I decided to give Under the Electric Sun a brand new cover and discard the illustrations. The previous cover, and all the brightly colored pictures, gave the impression that it was a book for young children. It’s actually a dark, gritty novel aimed at young adults. So I thought it was a good idea to “repackage” it. (I’m not trashing children’s books at all, by the way. I love them. I just felt like people were looking at the old cover and saying, “Oh, that must be a kiddie book.”)
I also wrote a new summary:

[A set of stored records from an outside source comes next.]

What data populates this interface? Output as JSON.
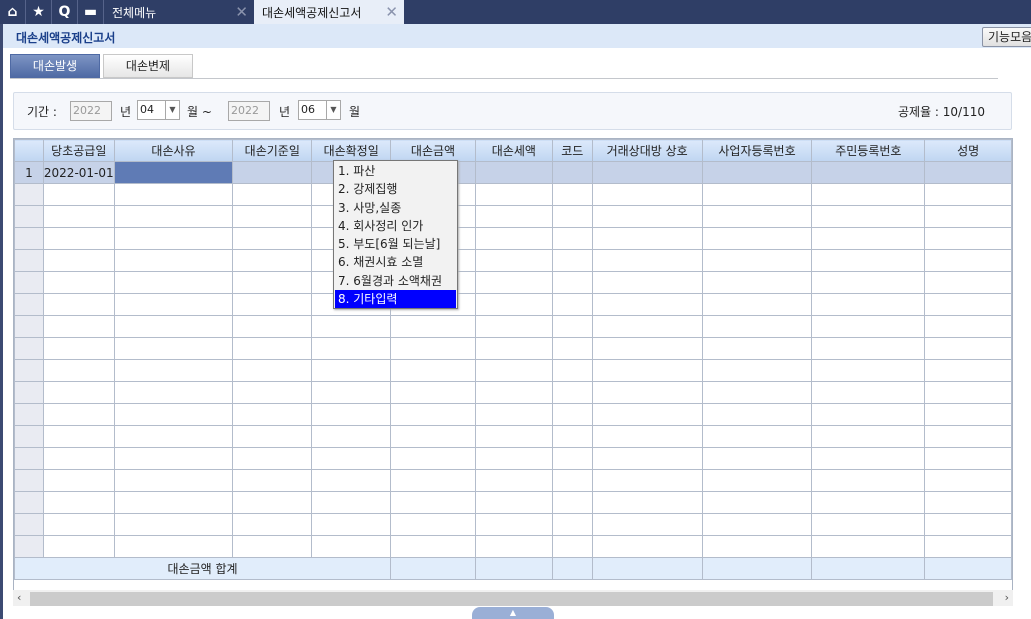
{
  "topbar": {
    "icons": [
      "home-icon",
      "star-icon",
      "search-icon",
      "menu-grid-icon"
    ],
    "tabs": [
      {
        "label": "전체메뉴"
      },
      {
        "label": "대손세액공제신고서",
        "active": true
      }
    ],
    "close_glyph": "✕"
  },
  "page": {
    "title": "대손세액공제신고서",
    "function_button": "기능모음"
  },
  "subtabs": [
    {
      "label": "대손발생",
      "active": true
    },
    {
      "label": "대손변제"
    }
  ],
  "filter": {
    "period_label": "기간 :",
    "from_year": "2022",
    "year_unit": "년",
    "from_month": "04",
    "month_unit_tilde": "월 ~",
    "to_year": "2022",
    "to_month": "06",
    "month_unit": "월",
    "rate_label": "공제율 : 10/110"
  },
  "grid": {
    "columns": [
      "",
      "당초공급일",
      "대손사유",
      "대손기준일",
      "대손확정일",
      "대손금액",
      "대손세액",
      "코드",
      "거래상대방 상호",
      "사업자등록번호",
      "주민등록번호",
      "성명"
    ],
    "rows": [
      {
        "num": "1",
        "supply_date": "2022-01-01"
      }
    ],
    "empty_rows": 17,
    "total_label": "대손금액 합계"
  },
  "reason_dropdown": {
    "options": [
      "1. 파산",
      "2. 강제집행",
      "3. 사망,실종",
      "4. 회사정리 인가",
      "5. 부도[6월 되는날]",
      "6. 채권시효 소멸",
      "7. 6월경과 소액채권",
      "8. 기타입력"
    ],
    "highlighted_index": 7,
    "highlight_color": "#0000ff"
  }
}
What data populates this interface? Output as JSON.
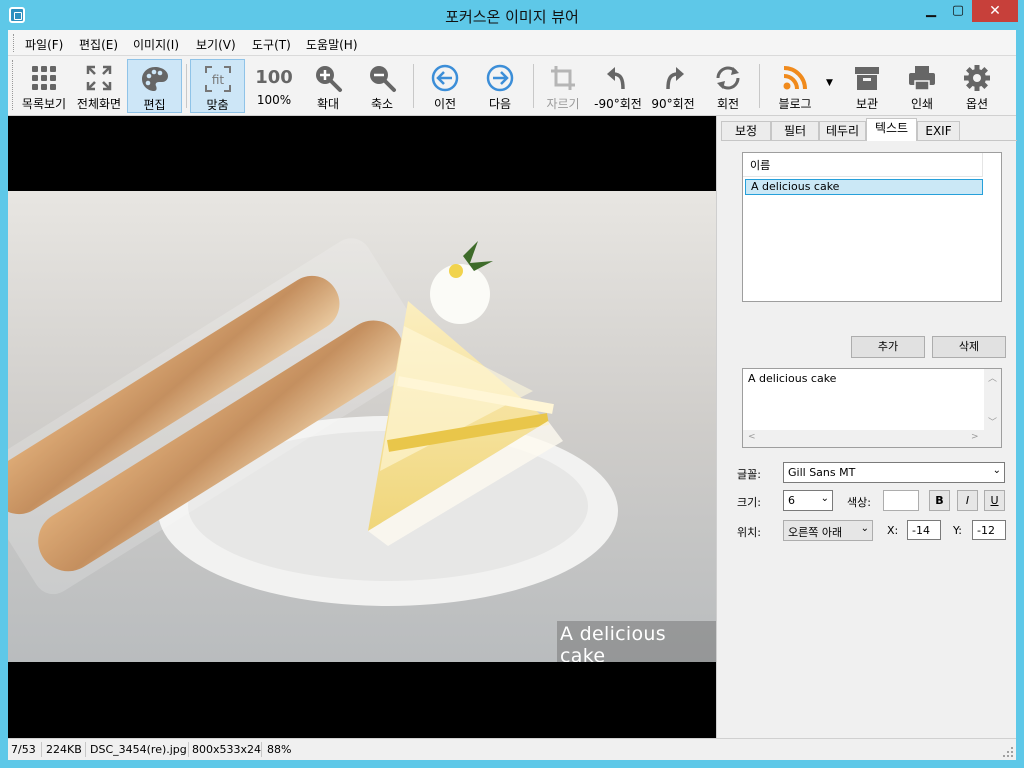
{
  "window": {
    "title": "포커스온 이미지 뷰어"
  },
  "menu": [
    "파일(F)",
    "편집(E)",
    "이미지(I)",
    "보기(V)",
    "도구(T)",
    "도움말(H)"
  ],
  "toolbar": {
    "list_view": "목록보기",
    "fullscreen": "전체화면",
    "edit": "편집",
    "fit": "맞춤",
    "fit_icon_text": "fit",
    "actual_size": "100%",
    "actual_size_icon_text": "100",
    "zoom_in": "확대",
    "zoom_out": "축소",
    "prev": "이전",
    "next": "다음",
    "crop": "자르기",
    "rotate_ccw": "-90°회전",
    "rotate_cw": "90°회전",
    "rotate": "회전",
    "blog": "블로그",
    "archive": "보관",
    "print": "인쇄",
    "options": "옵션"
  },
  "image": {
    "caption": "A delicious cake"
  },
  "panel": {
    "tabs": [
      "보정",
      "필터",
      "테두리",
      "텍스트",
      "EXIF"
    ],
    "active_tab": "텍스트",
    "list_header": "이름",
    "list_items": [
      "A delicious cake"
    ],
    "add_button": "추가",
    "delete_button": "삭제",
    "text_value": "A delicious cake",
    "font_label": "글꼴:",
    "font_value": "Gill Sans MT",
    "size_label": "크기:",
    "size_value": "6",
    "color_label": "색상:",
    "color_value": "#ffffff",
    "bold": "B",
    "italic": "I",
    "underline": "U",
    "position_label": "위치:",
    "position_value": "오른쪽 아래",
    "x_label": "X:",
    "x_value": "-14",
    "y_label": "Y:",
    "y_value": "-12"
  },
  "status": {
    "index": "7/53",
    "filesize": "224KB",
    "filename": "DSC_3454(re).jpg",
    "dimensions": "800x533x24",
    "zoom": "88%"
  }
}
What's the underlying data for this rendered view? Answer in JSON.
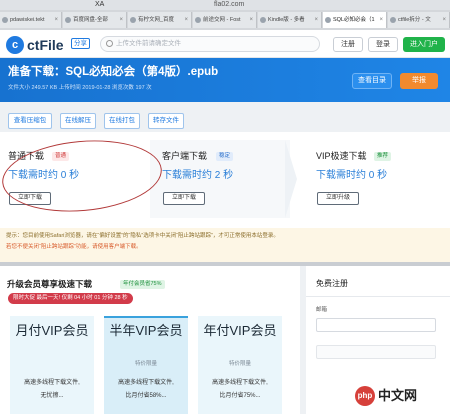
{
  "browser": {
    "address_text": "XA",
    "url": "fla02.com",
    "tabs": [
      {
        "label": "pdawiskei.tekt"
      },
      {
        "label": "百度网盘-全部"
      },
      {
        "label": "有柠文网_百度"
      },
      {
        "label": "前途交网 - Fost"
      },
      {
        "label": "Kindle版 - 多看"
      },
      {
        "label": "SQL必知必会（1"
      },
      {
        "label": "ctfile拆分 - 文"
      }
    ]
  },
  "header": {
    "logo_mark": "c",
    "logo_text": "ctFile",
    "logo_sub": "分享",
    "search_placeholder": "上传文件前请确定文件",
    "login": "注册",
    "register": "登录",
    "portal": "进入门户"
  },
  "banner": {
    "title": "准备下载：SQL必知必会（第4版）.epub",
    "meta": "文件大小 249.57 KB  上传时间 2019-01-28  浏览次数 197 次",
    "view_report": "查看目录",
    "report": "举报"
  },
  "actions": [
    "查看压缩包",
    "在线解压",
    "在线打包",
    "转存文件"
  ],
  "download": [
    {
      "name": "普通下载",
      "badge": "普通",
      "time": "下载需时约 0 秒",
      "button": "立即下载"
    },
    {
      "name": "客户端下载",
      "badge": "稳定",
      "time": "下载需时约 2 秒",
      "button": "立即下载"
    },
    {
      "name": "VIP极速下载",
      "badge": "推荐",
      "time": "下载需时约 0 秒",
      "button": "立即升级"
    }
  ],
  "notice": {
    "line1": "提示：您目前使用Safari浏览器，请在“偏好设置”的“隐私”选项卡中关闭“阻止跨站跟踪”，才可正常使用本站登录。",
    "line2": "若您不便关闭“阻止跨站跟踪”功能，请使用客户端下载。"
  },
  "vip": {
    "heading": "升级会员尊享极速下载",
    "tag": "年付会员省75%",
    "promo": "限时大促 最后一天! 仅剩 04 小时 01 分钟 28 秒",
    "cards": [
      {
        "title": "月付VIP会员",
        "sub": "",
        "desc1": "高速多线程下载文件,",
        "desc2": "无忧擦..."
      },
      {
        "title": "半年VIP会员",
        "sub": "特价限量",
        "desc1": "高速多线程下载文件,",
        "desc2": "比月付省58%..."
      },
      {
        "title": "年付VIP会员",
        "sub": "特价限量",
        "desc1": "高速多线程下载文件,",
        "desc2": "比月付省75%..."
      }
    ]
  },
  "register": {
    "title": "免费注册",
    "label": "邮箱"
  },
  "watermark": {
    "mark": "php",
    "text": "中文网"
  }
}
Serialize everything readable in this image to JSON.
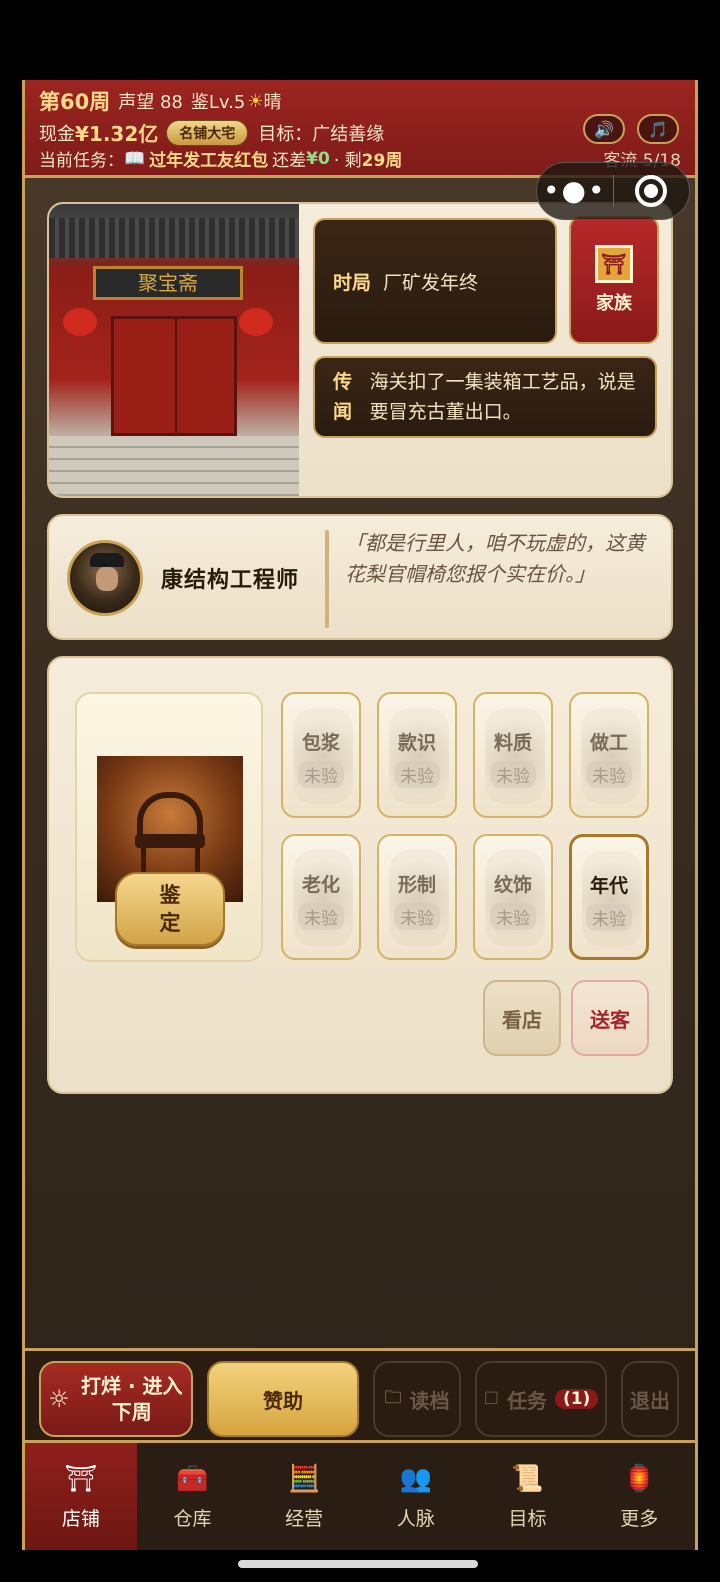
{
  "header": {
    "week": "第60周",
    "reputation": "声望 88",
    "level": "鉴Lv.5",
    "weather_icon": "☀",
    "weather": "晴",
    "cash_label": "现金",
    "cash_value": "¥1.32亿",
    "shop_rank": "名铺大宅",
    "goal": "目标：广结善缘",
    "task_label": "当前任务：",
    "task_icon": "📖",
    "task_name": "过年发工友红包",
    "task_remaining_label": "还差",
    "task_remaining_value": "¥0",
    "task_weeks": "· 剩",
    "task_weeks_value": "29周",
    "customer_flow": "客流 5/18",
    "sound_icon": "🔊",
    "music_icon": "🎵"
  },
  "capsule": {
    "more": "•●•"
  },
  "shop": {
    "plaque": "聚宝斋",
    "situation_label": "时局",
    "situation_text": "厂矿发年终",
    "rumor_label": "传闻",
    "rumor_text": "海关扣了一集装箱工艺品，说是要冒充古董出口。",
    "family_label": "家族"
  },
  "customer": {
    "name": "康结构工程师",
    "quote": "「都是行里人，咱不玩虚的，这黄花梨官帽椅您报个实在价。」"
  },
  "appraisal": {
    "appraise_btn": "鉴定",
    "attributes": [
      {
        "name": "包浆",
        "state": "未验"
      },
      {
        "name": "款识",
        "state": "未验"
      },
      {
        "name": "料质",
        "state": "未验"
      },
      {
        "name": "做工",
        "state": "未验"
      },
      {
        "name": "老化",
        "state": "未验"
      },
      {
        "name": "形制",
        "state": "未验"
      },
      {
        "name": "纹饰",
        "state": "未验"
      },
      {
        "name": "年代",
        "state": "未验"
      }
    ],
    "look_btn": "看店",
    "send_btn": "送客"
  },
  "actions": {
    "next_week": "打烊 · 进入下周",
    "sponsor": "赞助",
    "load": "读档",
    "task": "任务",
    "task_count": "(1)",
    "quit": "退出"
  },
  "tabs": [
    "店铺",
    "仓库",
    "经营",
    "人脉",
    "目标",
    "更多"
  ]
}
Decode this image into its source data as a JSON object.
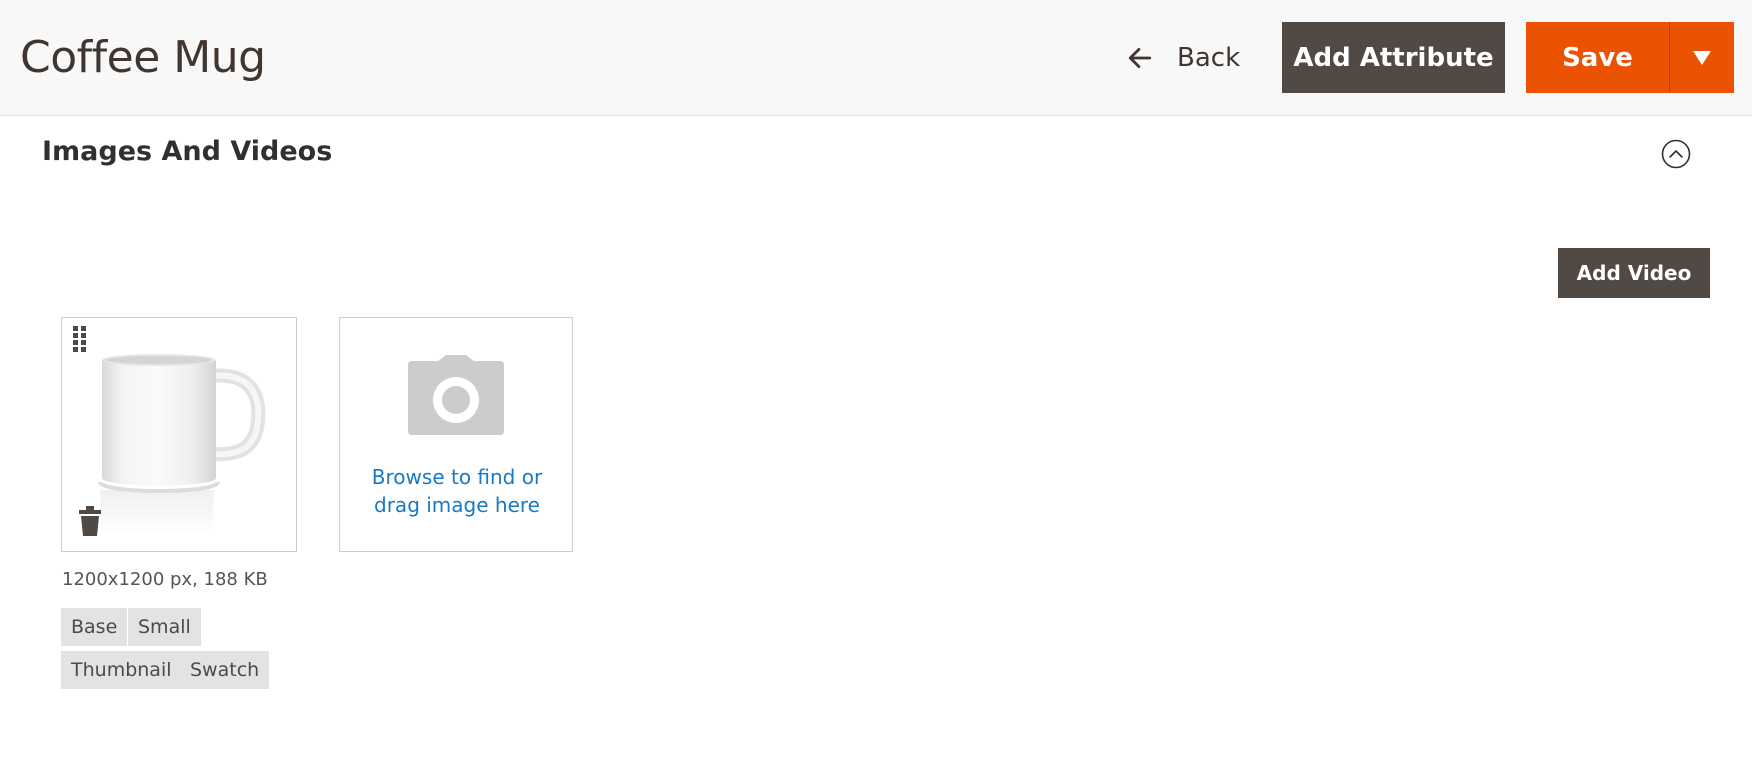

Tristan is a government-issued tutor. Even though he is an android, he was designed to look like a raccoon. With synthetic fur and rubber paws, he could easily be mistaken for a real raccoon — but, unlike an ordinary animal, Tristan is able to talk and give history lessons. His last student frequently insulted him, abused him, and swung him around by his tail. Thus, the electronic raccoon has developed a cynical attitude about life. Fortunately, Tristan’s current student is a kind, gentle young man named Jake Sheldon. Tristan and Jake live in a high-tech city beneath the ruins of Washington, DC. People have lived in the underground city ever since a nuclear war poisoned the surface nearly a hundred years ago.
One afternoon, Tristan and Jake visit Bailey Park, a large room filled with plastic trees and tiny speakers that play birdsongs. As they sprawl out in the synthetic grass, an alien visitor approaches them and says he has studied Earth for a long time. After informing Tristan and Jake that it’s safe to live on the surface, the alien leads them on a journey up a long staircase. While the electronic raccoon and his student are delighted to see real trees and sunlight, their lives quickly become more complicated than they ever could have imagined. As they taste freedom for the first time, they also suffer immense pain and tragedy.
You can click here to download a copy.